Task details:
Should a line in the entries below contain "photo", return that line.

Stored dataset items:
####################

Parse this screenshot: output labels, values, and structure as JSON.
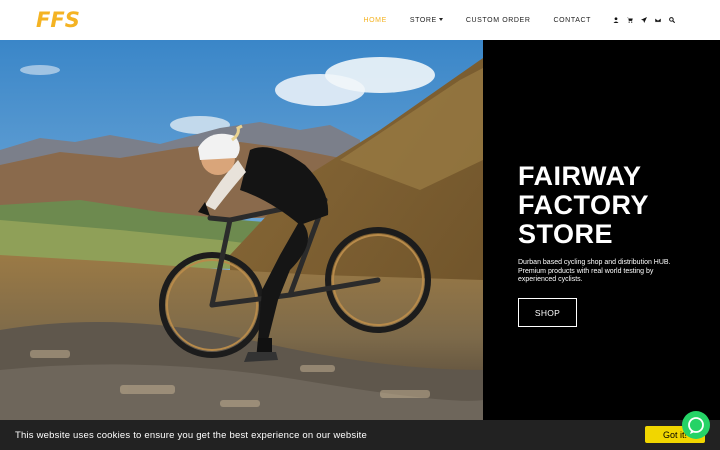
{
  "header": {
    "logo": "FFS",
    "nav": [
      {
        "label": "HOME",
        "active": true
      },
      {
        "label": "STORE",
        "dropdown": true
      },
      {
        "label": "CUSTOM ORDER"
      },
      {
        "label": "CONTACT"
      }
    ],
    "icons": [
      "user-icon",
      "cart-icon",
      "send-icon",
      "envelope-icon",
      "search-icon"
    ]
  },
  "hero": {
    "title_lines": [
      "FAIRWAY",
      "FACTORY",
      "STORE"
    ],
    "description": "Durban based cycling shop and distribution HUB. Premium products with real world testing by experienced cyclists.",
    "button_label": "SHOP",
    "photo_icon": "cyclist-gravel-bike-photo"
  },
  "cookie": {
    "text": "This website uses cookies to ensure you get the best experience on our website",
    "button_label": "Got it!"
  },
  "chat": {
    "icon": "whatsapp-icon"
  },
  "colors": {
    "accent": "#f4b323",
    "panel": "#000000",
    "cookie_bg": "#222222",
    "cookie_btn": "#f1d600",
    "chat": "#25d366"
  }
}
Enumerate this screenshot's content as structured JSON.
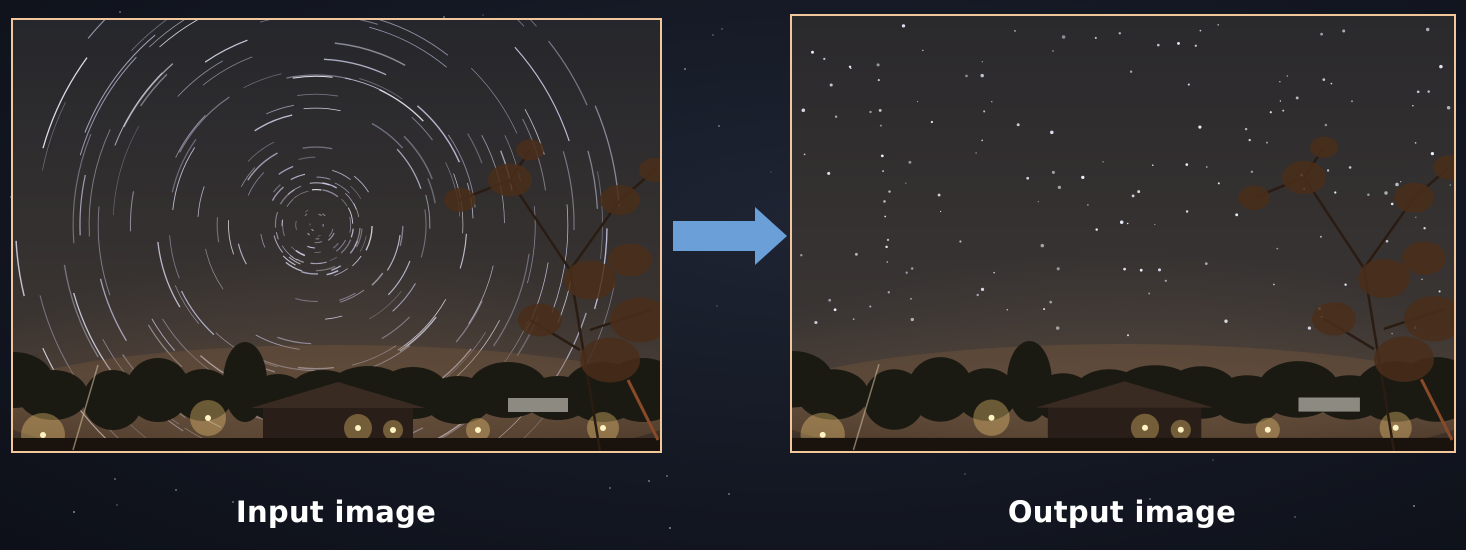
{
  "input_panel": {
    "caption": "Input image",
    "image_name": "star-trails-photo"
  },
  "output_panel": {
    "caption": "Output image",
    "image_name": "point-stars-photo"
  },
  "arrow": {
    "icon": "right-arrow-icon",
    "color": "#6a9fd8"
  },
  "colors": {
    "frame_border": "#f2c79c",
    "background": "#141823",
    "caption_text": "#ffffff"
  }
}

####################

Exercise solution:
    "photo_icon": "cyclist-gravel-bike-photo"
    "image_name": "star-trails-photo"
    "image_name": "point-stars-photo"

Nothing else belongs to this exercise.